- EXERCISE PROMPT
Here the job is to copy the data exactly and to exclude every image from it.

- STUDY MATERIAL
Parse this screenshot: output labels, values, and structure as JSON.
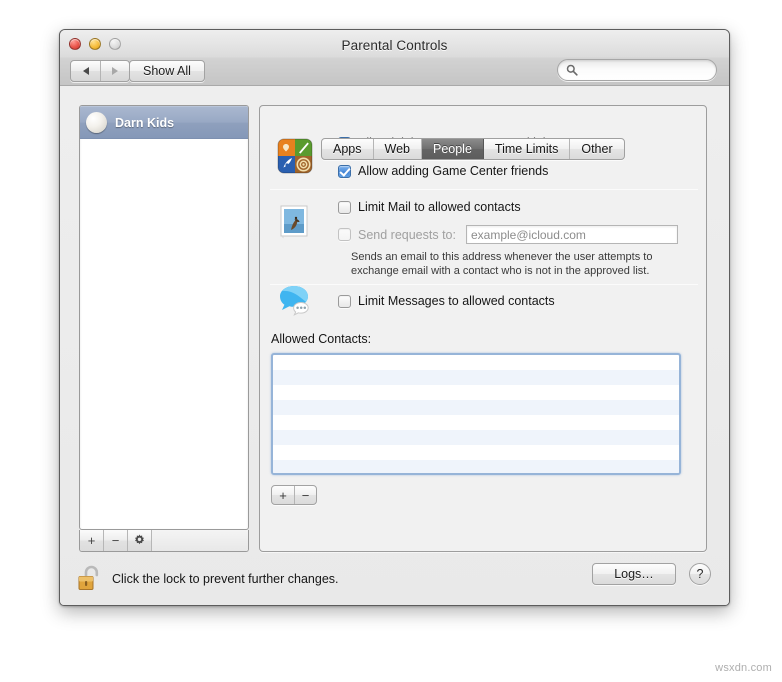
{
  "window": {
    "title": "Parental Controls",
    "traffic_lights": [
      "close",
      "minimize",
      "zoom"
    ]
  },
  "toolbar": {
    "back_icon": "triangle-left-icon",
    "forward_icon": "triangle-right-icon",
    "show_all_label": "Show All",
    "search": {
      "value": "",
      "placeholder": "",
      "icon": "search-icon"
    }
  },
  "sidebar": {
    "accounts": [
      {
        "name": "Darn Kids",
        "avatar": "soccer-ball-icon",
        "selected": true
      }
    ],
    "buttons": [
      {
        "label": "+",
        "name": "add-account-button"
      },
      {
        "label": "−",
        "name": "remove-account-button"
      },
      {
        "label": "gear",
        "name": "action-gear-button"
      }
    ]
  },
  "tabs": [
    {
      "label": "Apps",
      "active": false
    },
    {
      "label": "Web",
      "active": false
    },
    {
      "label": "People",
      "active": true
    },
    {
      "label": "Time Limits",
      "active": false
    },
    {
      "label": "Other",
      "active": false
    }
  ],
  "sections": {
    "game_center": {
      "icon": "game-center-icon",
      "options": [
        {
          "label": "Allow joining Game Center multiplayer games",
          "checked": true
        },
        {
          "label": "Allow adding Game Center friends",
          "checked": true
        }
      ]
    },
    "mail": {
      "icon": "mail-stamp-icon",
      "limit_option": {
        "label": "Limit Mail to allowed contacts",
        "checked": false
      },
      "send_requests": {
        "label": "Send requests to:",
        "checked": false,
        "disabled": true,
        "email_value": "example@icloud.com"
      },
      "help_text_line1": "Sends an email to this address whenever the user attempts to",
      "help_text_line2": "exchange email with a contact who is not in the approved list."
    },
    "messages": {
      "icon": "messages-bubble-icon",
      "limit_option": {
        "label": "Limit Messages to allowed contacts",
        "checked": false
      }
    },
    "allowed_contacts": {
      "label": "Allowed Contacts:",
      "entries": [],
      "buttons": [
        {
          "label": "+",
          "name": "add-contact-button"
        },
        {
          "label": "−",
          "name": "remove-contact-button"
        }
      ]
    }
  },
  "bottom": {
    "lock_icon": "unlocked-padlock-icon",
    "lock_text": "Click the lock to prevent further changes.",
    "logs_label": "Logs…",
    "help_label": "?"
  },
  "watermark": "wsxdn.com",
  "colors": {
    "accent_blue": "#4182d4",
    "selection_blue": "#98a8c4",
    "active_tab_gray": "#6f6f6f",
    "list_stripe": "#eff4fb"
  }
}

- ANSWER
Parse this screenshot: output labels, values, and structure as JSON.
{
  "window": {
    "title": "Parental Controls",
    "traffic_lights": [
      "close",
      "minimize",
      "zoom"
    ]
  },
  "toolbar": {
    "back_icon": "triangle-left-icon",
    "forward_icon": "triangle-right-icon",
    "show_all_label": "Show All",
    "search": {
      "value": "",
      "placeholder": "",
      "icon": "search-icon"
    }
  },
  "sidebar": {
    "accounts": [
      {
        "name": "Darn Kids",
        "avatar": "soccer-ball-icon",
        "selected": true
      }
    ],
    "buttons": [
      {
        "label": "+",
        "name": "add-account-button"
      },
      {
        "label": "−",
        "name": "remove-account-button"
      },
      {
        "label": "gear",
        "name": "action-gear-button"
      }
    ]
  },
  "tabs": [
    {
      "label": "Apps",
      "active": false
    },
    {
      "label": "Web",
      "active": false
    },
    {
      "label": "People",
      "active": true
    },
    {
      "label": "Time Limits",
      "active": false
    },
    {
      "label": "Other",
      "active": false
    }
  ],
  "sections": {
    "game_center": {
      "icon": "game-center-icon",
      "options": [
        {
          "label": "Allow joining Game Center multiplayer games",
          "checked": true
        },
        {
          "label": "Allow adding Game Center friends",
          "checked": true
        }
      ]
    },
    "mail": {
      "icon": "mail-stamp-icon",
      "limit_option": {
        "label": "Limit Mail to allowed contacts",
        "checked": false
      },
      "send_requests": {
        "label": "Send requests to:",
        "checked": false,
        "disabled": true,
        "email_value": "example@icloud.com"
      },
      "help_text_line1": "Sends an email to this address whenever the user attempts to",
      "help_text_line2": "exchange email with a contact who is not in the approved list."
    },
    "messages": {
      "icon": "messages-bubble-icon",
      "limit_option": {
        "label": "Limit Messages to allowed contacts",
        "checked": false
      }
    },
    "allowed_contacts": {
      "label": "Allowed Contacts:",
      "entries": [],
      "buttons": [
        {
          "label": "+",
          "name": "add-contact-button"
        },
        {
          "label": "−",
          "name": "remove-contact-button"
        }
      ]
    }
  },
  "bottom": {
    "lock_icon": "unlocked-padlock-icon",
    "lock_text": "Click the lock to prevent further changes.",
    "logs_label": "Logs…",
    "help_label": "?"
  },
  "watermark": "wsxdn.com",
  "colors": {
    "accent_blue": "#4182d4",
    "selection_blue": "#98a8c4",
    "active_tab_gray": "#6f6f6f",
    "list_stripe": "#eff4fb"
  }
}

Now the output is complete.